Problem details:
Among these records, which lines include "efficiency"? Copy them out.
══════════════════════════════
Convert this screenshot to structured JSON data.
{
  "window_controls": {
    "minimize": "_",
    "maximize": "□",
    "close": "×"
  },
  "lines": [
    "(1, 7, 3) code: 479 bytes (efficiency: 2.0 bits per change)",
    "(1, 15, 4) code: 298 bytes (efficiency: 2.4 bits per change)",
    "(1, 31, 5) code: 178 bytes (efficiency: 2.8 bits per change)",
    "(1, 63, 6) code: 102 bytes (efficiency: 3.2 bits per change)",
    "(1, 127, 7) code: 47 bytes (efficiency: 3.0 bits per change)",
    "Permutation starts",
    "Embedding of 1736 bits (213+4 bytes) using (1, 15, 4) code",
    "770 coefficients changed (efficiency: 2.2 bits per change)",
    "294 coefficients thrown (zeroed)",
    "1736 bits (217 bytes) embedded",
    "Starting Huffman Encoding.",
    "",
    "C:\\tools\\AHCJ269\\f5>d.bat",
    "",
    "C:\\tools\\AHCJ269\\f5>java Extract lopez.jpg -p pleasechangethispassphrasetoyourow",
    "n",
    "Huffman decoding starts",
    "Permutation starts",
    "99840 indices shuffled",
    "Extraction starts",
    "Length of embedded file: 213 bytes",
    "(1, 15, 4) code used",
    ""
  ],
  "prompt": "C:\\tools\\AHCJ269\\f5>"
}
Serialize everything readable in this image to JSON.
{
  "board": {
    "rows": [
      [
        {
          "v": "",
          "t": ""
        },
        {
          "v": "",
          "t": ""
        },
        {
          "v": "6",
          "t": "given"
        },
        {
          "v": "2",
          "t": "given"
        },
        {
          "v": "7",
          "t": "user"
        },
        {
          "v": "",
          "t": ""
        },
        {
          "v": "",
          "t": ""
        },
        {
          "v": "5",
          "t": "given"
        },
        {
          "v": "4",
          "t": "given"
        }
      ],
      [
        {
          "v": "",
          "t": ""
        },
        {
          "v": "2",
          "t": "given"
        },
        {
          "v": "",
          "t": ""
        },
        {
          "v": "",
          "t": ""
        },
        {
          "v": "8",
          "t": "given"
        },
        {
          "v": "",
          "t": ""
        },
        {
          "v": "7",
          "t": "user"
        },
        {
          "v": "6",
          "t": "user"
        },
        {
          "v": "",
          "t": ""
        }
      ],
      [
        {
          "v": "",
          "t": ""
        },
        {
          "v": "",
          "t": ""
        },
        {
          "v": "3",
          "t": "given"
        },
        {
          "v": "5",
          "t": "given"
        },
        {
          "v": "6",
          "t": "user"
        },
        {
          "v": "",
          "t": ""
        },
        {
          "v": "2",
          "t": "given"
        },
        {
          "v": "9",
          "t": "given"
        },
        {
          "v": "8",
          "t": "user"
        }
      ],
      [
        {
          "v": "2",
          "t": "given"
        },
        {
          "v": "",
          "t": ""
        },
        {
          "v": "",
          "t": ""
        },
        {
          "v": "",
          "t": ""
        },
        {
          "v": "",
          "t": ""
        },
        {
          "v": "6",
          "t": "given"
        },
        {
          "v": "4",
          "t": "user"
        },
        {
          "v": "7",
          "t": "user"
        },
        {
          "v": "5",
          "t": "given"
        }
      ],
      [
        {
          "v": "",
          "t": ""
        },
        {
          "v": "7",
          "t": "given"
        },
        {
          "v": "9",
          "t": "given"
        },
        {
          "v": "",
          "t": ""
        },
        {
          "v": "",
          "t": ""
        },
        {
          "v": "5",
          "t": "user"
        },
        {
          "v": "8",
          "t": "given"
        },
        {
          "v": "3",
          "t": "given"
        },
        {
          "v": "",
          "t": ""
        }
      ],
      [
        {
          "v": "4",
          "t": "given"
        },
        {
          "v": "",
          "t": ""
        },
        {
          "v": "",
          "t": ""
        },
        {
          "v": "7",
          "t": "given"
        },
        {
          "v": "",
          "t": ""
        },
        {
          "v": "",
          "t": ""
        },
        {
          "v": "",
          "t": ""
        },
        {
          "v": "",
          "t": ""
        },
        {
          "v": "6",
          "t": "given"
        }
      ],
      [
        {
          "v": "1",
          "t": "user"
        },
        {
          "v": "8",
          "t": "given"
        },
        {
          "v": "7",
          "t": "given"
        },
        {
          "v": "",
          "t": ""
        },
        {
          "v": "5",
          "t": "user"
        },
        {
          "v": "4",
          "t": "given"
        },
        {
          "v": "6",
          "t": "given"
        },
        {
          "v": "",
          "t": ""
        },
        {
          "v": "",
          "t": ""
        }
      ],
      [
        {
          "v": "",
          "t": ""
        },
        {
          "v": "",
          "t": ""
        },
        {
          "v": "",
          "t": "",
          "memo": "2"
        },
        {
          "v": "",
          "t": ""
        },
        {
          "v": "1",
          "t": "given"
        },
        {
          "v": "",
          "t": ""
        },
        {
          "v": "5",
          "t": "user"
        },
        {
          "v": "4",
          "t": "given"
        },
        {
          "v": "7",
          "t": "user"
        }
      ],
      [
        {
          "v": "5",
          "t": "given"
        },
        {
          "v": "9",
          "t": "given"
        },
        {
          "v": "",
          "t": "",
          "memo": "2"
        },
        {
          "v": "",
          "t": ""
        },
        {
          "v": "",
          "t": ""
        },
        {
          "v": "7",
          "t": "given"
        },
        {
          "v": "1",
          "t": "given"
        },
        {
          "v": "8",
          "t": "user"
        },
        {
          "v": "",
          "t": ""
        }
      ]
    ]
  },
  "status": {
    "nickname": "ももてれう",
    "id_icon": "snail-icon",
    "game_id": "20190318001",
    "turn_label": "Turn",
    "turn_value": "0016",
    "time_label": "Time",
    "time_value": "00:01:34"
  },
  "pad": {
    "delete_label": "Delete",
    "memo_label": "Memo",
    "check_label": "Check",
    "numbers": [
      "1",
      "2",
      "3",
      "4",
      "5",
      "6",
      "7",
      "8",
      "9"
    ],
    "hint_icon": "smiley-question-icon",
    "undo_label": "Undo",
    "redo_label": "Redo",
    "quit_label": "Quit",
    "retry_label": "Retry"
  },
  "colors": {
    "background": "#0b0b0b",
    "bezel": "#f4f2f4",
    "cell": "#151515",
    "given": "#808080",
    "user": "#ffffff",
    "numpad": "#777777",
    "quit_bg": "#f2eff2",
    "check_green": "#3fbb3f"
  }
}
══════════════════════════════
Answer below:
    "(1, 7, 3) code: 479 bytes (efficiency: 2.0 bits per change)",
    "(1, 15, 4) code: 298 bytes (efficiency: 2.4 bits per change)",
    "(1, 31, 5) code: 178 bytes (efficiency: 2.8 bits per change)",
    "(1, 63, 6) code: 102 bytes (efficiency: 3.2 bits per change)",
    "(1, 127, 7) code: 47 bytes (efficiency: 3.0 bits per change)",
    "770 coefficients changed (efficiency: 2.2 bits per change)",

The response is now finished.